Work required: Pick out every line of the entries below where "Lead" occurs, and copy those lines.

Exercise data:

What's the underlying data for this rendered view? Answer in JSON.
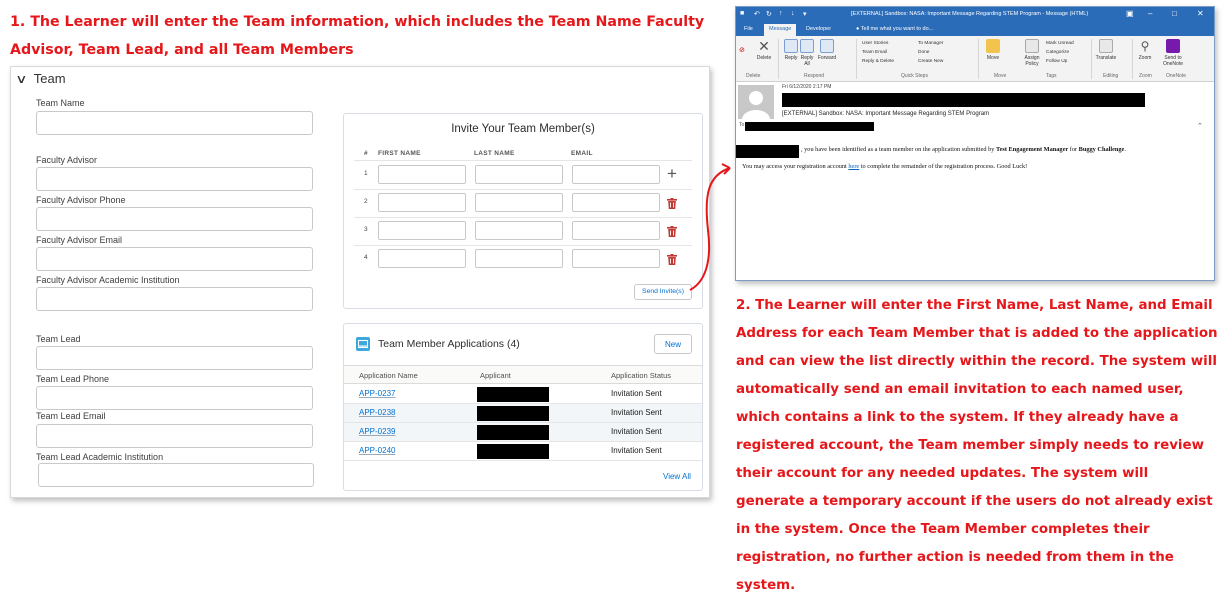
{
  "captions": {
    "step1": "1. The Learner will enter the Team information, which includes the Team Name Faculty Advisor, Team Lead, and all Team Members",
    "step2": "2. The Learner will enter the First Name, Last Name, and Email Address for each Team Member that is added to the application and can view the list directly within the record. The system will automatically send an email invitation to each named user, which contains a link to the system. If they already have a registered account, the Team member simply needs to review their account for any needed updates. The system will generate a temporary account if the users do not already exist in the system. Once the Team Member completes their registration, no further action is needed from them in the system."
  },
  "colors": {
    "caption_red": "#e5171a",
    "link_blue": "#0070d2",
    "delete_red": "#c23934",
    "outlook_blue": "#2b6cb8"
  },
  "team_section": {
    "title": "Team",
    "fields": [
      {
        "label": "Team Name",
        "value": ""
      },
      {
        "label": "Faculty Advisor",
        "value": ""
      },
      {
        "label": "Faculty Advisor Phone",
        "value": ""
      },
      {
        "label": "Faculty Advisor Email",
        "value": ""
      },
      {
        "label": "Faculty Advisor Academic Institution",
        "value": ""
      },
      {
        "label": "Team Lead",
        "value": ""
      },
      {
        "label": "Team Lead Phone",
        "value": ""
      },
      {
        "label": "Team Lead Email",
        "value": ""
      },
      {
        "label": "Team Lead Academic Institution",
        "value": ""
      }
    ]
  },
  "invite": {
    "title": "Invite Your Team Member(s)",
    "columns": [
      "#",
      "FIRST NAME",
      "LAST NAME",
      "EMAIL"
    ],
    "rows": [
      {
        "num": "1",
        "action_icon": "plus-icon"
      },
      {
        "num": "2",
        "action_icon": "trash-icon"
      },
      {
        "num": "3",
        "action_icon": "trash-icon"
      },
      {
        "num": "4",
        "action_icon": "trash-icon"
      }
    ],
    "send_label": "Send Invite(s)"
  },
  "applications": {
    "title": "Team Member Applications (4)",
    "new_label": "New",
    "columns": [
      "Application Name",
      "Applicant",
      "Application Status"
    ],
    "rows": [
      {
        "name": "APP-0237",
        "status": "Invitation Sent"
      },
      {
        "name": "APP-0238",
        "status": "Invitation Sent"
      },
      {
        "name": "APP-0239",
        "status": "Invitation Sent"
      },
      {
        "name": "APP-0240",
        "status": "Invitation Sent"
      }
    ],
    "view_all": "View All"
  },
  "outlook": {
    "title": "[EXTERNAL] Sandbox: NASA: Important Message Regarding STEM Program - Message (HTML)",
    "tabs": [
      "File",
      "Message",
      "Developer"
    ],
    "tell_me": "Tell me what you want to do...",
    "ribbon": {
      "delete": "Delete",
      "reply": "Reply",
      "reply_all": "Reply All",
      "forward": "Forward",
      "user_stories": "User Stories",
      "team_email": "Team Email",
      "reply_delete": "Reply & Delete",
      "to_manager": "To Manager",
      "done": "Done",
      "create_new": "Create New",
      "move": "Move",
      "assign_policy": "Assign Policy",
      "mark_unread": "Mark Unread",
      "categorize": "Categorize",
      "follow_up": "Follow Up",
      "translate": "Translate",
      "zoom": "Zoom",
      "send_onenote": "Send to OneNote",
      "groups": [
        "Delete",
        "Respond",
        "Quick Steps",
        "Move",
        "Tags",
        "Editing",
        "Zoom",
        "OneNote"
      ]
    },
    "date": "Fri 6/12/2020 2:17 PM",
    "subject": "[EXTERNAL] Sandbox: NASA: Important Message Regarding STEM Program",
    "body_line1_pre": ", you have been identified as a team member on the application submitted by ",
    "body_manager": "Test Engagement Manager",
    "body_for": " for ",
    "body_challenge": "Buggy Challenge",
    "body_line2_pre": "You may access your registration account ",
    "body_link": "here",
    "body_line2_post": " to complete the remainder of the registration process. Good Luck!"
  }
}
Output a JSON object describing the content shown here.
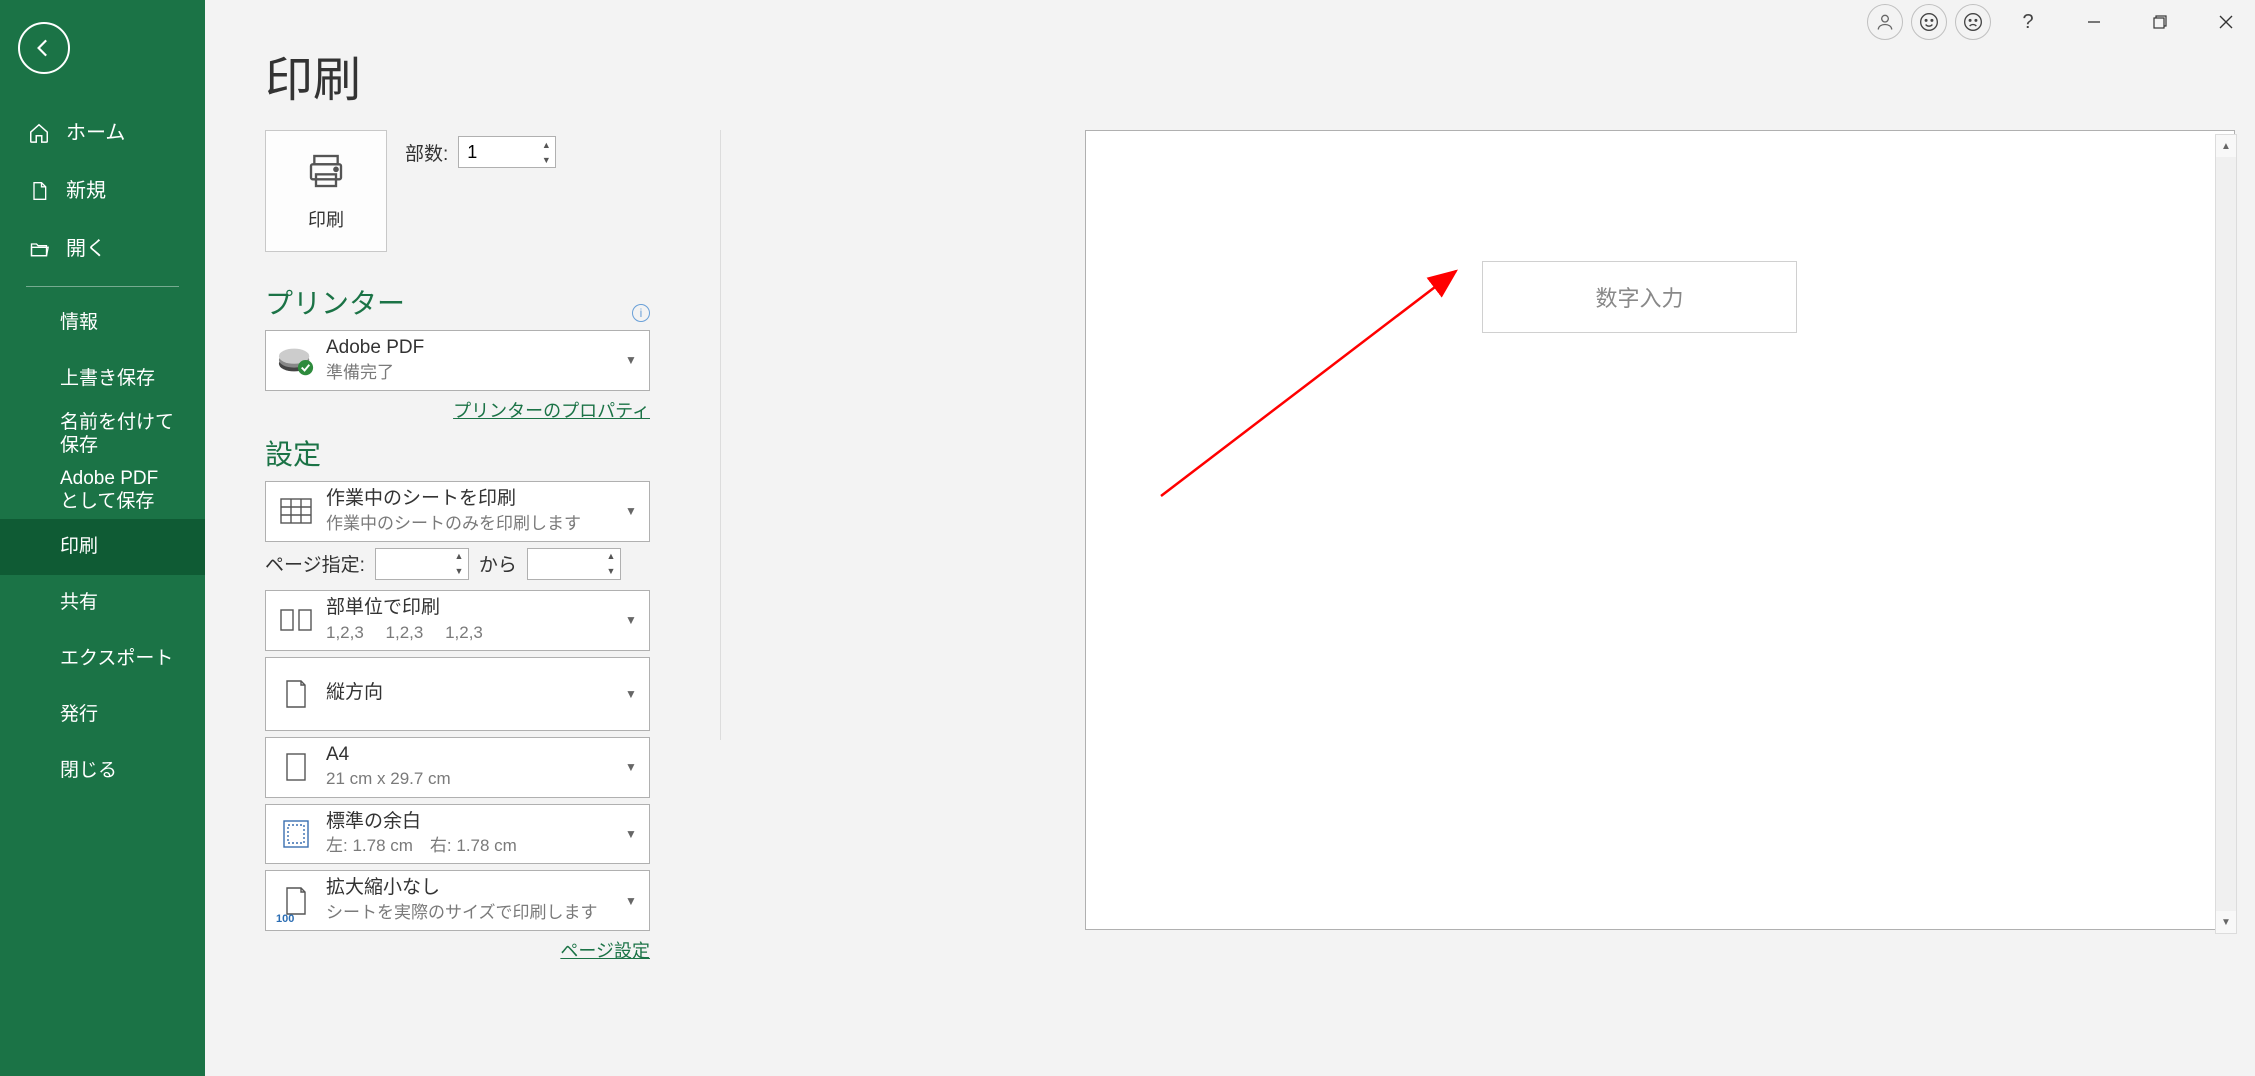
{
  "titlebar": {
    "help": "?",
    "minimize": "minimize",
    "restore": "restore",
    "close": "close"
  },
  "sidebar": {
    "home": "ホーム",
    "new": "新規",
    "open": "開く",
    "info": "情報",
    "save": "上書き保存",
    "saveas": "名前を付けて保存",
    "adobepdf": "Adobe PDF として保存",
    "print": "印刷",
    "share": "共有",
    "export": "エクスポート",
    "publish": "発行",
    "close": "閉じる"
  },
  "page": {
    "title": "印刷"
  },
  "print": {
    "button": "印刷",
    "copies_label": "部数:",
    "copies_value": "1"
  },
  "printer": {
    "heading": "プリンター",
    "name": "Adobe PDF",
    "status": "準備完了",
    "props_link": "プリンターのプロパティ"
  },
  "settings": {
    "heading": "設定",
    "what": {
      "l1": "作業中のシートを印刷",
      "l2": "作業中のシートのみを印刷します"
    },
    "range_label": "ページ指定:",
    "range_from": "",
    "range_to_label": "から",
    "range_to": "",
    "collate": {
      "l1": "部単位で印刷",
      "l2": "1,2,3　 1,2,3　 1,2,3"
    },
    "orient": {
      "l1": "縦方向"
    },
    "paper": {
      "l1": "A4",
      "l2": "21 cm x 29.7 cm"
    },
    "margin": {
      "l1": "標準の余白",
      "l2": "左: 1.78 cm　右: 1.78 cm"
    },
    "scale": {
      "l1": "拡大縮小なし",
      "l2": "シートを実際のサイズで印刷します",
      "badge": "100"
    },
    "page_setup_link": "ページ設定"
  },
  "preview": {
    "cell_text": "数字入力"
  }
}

Task answer:
    "step1": "1. The Learner will enter the Team information, which includes the Team Name Faculty Advisor, Team Lead, and all Team Members",
        "label": "Team Lead",
        "label": "Team Lead Phone",
        "label": "Team Lead Email",
        "label": "Team Lead Academic Institution",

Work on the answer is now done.